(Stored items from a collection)
+ + + +

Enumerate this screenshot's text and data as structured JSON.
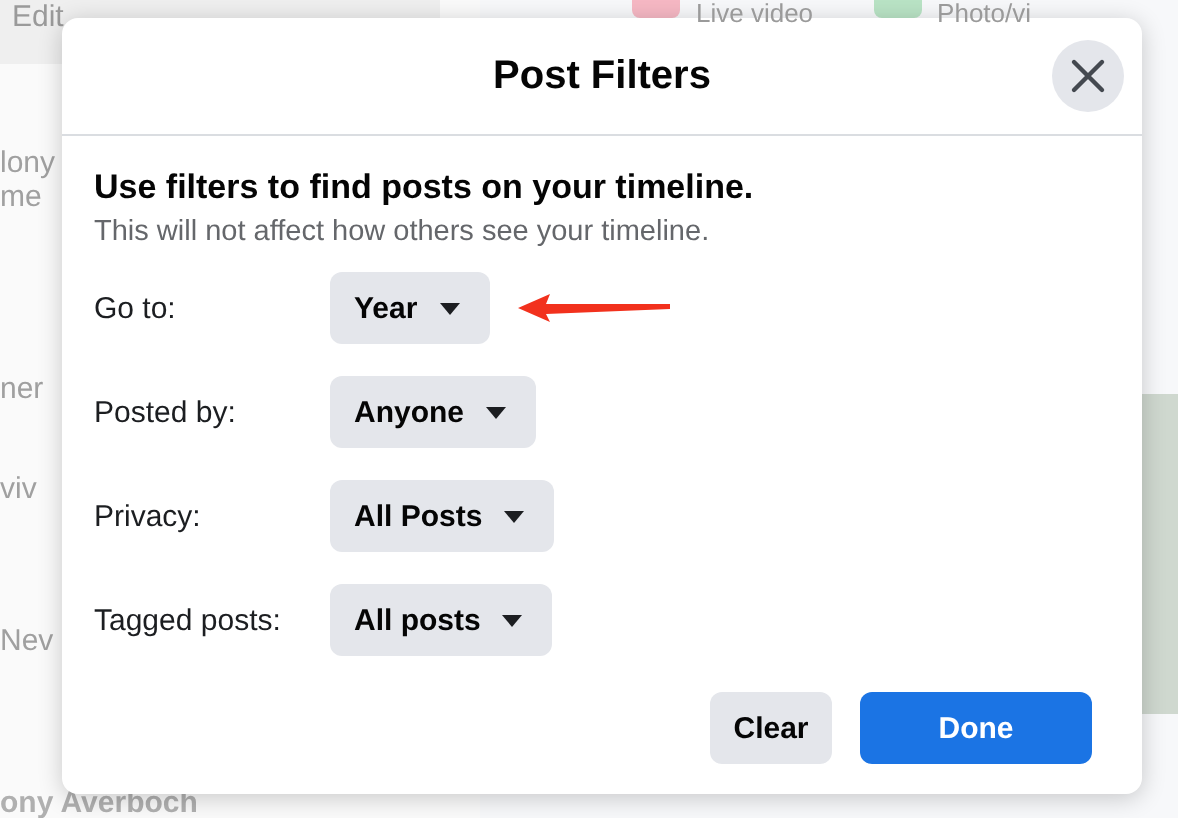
{
  "background": {
    "profile_button": "Edit",
    "composer_actions": [
      "Live video",
      "Photo/vi"
    ],
    "sidebar_texts": [
      "lony",
      "me",
      "ner",
      "viv",
      "Nev"
    ],
    "friend_name": "ony Averboch"
  },
  "dialog": {
    "title": "Post Filters",
    "heading": "Use filters to find posts on your timeline.",
    "subtitle": "This will not affect how others see your timeline.",
    "filters": [
      {
        "label": "Go to:",
        "value": "Year",
        "pointed": true
      },
      {
        "label": "Posted by:",
        "value": "Anyone",
        "pointed": false
      },
      {
        "label": "Privacy:",
        "value": "All Posts",
        "pointed": false
      },
      {
        "label": "Tagged posts:",
        "value": "All posts",
        "pointed": false
      }
    ],
    "buttons": [
      {
        "label": "Clear",
        "kind": "secondary"
      },
      {
        "label": "Done",
        "kind": "primary"
      }
    ]
  }
}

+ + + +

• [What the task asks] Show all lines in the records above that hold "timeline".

• [Answer area]
    "heading": "Use filters to find posts on your timeline.",
    "subtitle": "This will not affect how others see your timeline.",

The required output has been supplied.